First Minister Humza Yousaf urged the Prime Minister to ask the Indian government for the release of a Scottish blogger who has been in jail there for more than five years.
Yousaf wrote Sunak on Saturday, saying that Sikh blogger Jagtar Singh Johal has been wrongfully imprisoned and urged him to take a “direct approach” to make progress in the case.
Mr Singh Johal, born in Scotland and from Dumbarton, was in Punjab in northern India for his wedding in 2017 when his family say he was arrested and bundled into an unmarked car.
Yousaf said he has been accused of terrorist activity, including involvement in the murder of Hindu nationalist leader Ravinder Gosain in 2015.
He added that Mr Singh Johal has been tortured, including through electric shocks, and is facing the death penalty.
In his letter, the First Minister said: “Jagtar has now been imprisoned in India for over 2,000 days.
“In May 2022, the UN Working Group on Arbitrary Detention concluded that Jagtar Singh Johal had been arbitrarily detained and his detention breached international human rights law.
“The clear recommendation of the report was that Jagtar Singh Johal should be immediately released. Yet Jagtar remains in prison.
“I am therefore writing to ask that you make a direct approach to the Government of India to ask for Jagtar’s immediate release in line with the UN Working Group’s unequivocal recommendation.
“This would give the family the reassurance of knowing that the UK Government is prioritising the protection of a citizen who has been wrongfully imprisoned.”
Yousaf met Gurpreet Singh Johal, the brother of Jagtar Singh Johal, earlier this month and vowed to keep lobbying for his release.

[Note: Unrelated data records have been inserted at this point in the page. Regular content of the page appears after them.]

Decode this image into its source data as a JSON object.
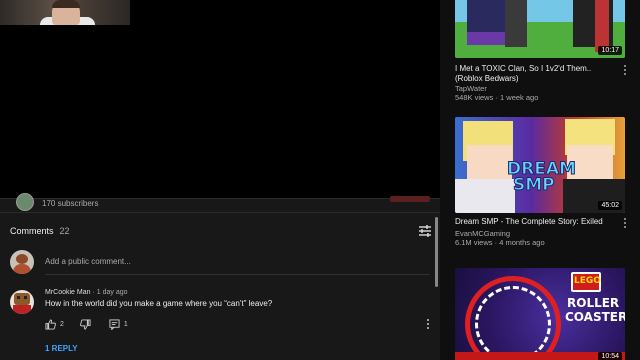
{
  "channel": {
    "subscribers": "170 subscribers"
  },
  "comments": {
    "label": "Comments",
    "count": "22",
    "add_placeholder": "Add a public comment...",
    "items": [
      {
        "author": "MrCookie Man",
        "time": "1 day ago",
        "text": "How in the world did you make a game where you “can’t” leave?",
        "likes": "2",
        "replies": "1",
        "reply_link": "1 REPLY"
      }
    ]
  },
  "related": [
    {
      "title": "I Met a TOXIC Clan, So I 1v2'd Them.. (Roblox Bedwars)",
      "channel": "TapWater",
      "views": "548K views",
      "age": "1 week ago",
      "duration": "10:17"
    },
    {
      "title": "Dream SMP - The Complete Story: Exiled",
      "channel": "EvanMCGaming",
      "views": "6.1M views",
      "age": "4 months ago",
      "duration": "45:02",
      "thumb_text": [
        "DREAM",
        "SMP"
      ]
    },
    {
      "duration": "10:54",
      "thumb_text": [
        "LEGO",
        "ROLLER",
        "COASTER"
      ]
    }
  ],
  "icons": {
    "sort": "sort-icon",
    "like": "thumbs-up-icon",
    "dislike": "thumbs-down-icon",
    "reply": "reply-icon",
    "more": "more-vertical-icon"
  },
  "colors": {
    "link": "#3ea6ff",
    "background": "#181818",
    "sidebar": "#0f0f0f"
  }
}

The Government has been criticised for taking a “very long time” to resolve Mr Johal’s case, with the husband of Nazanin Zaghari-Ratcliffe accusing MI5 and MI6 of supplying information that led to the Scottish Sikh blogger’s abduction and torture.
Ms Zaghari-Ratcliffe, who was released from prison in Iran in March 2022, joined a protest in central London last year year to call on the UK Government to do more for Mr Singh Johal.
A Foreign Office spokesman said: “We have consistently raised our concerns about Mr Johal’s case directly with the government of India, including his allegations of torture and his right to a fair trial – we are committed to doing what we can to assist him.”
The Foreign Office said it has raised its concerns, including Mr Johal’s allegations of torture, with the Indian government on more than 100 occasions and will continue to do so.
It said consular staff visit him regularly to check on his welfare and did so most recently on May 1. They also continue to attend relevant court hearings in an observer capacity.
The Foreign Secretary most recently discussed Mr Johal’s case with the Indian external affairs minister in New Delhi on March 1.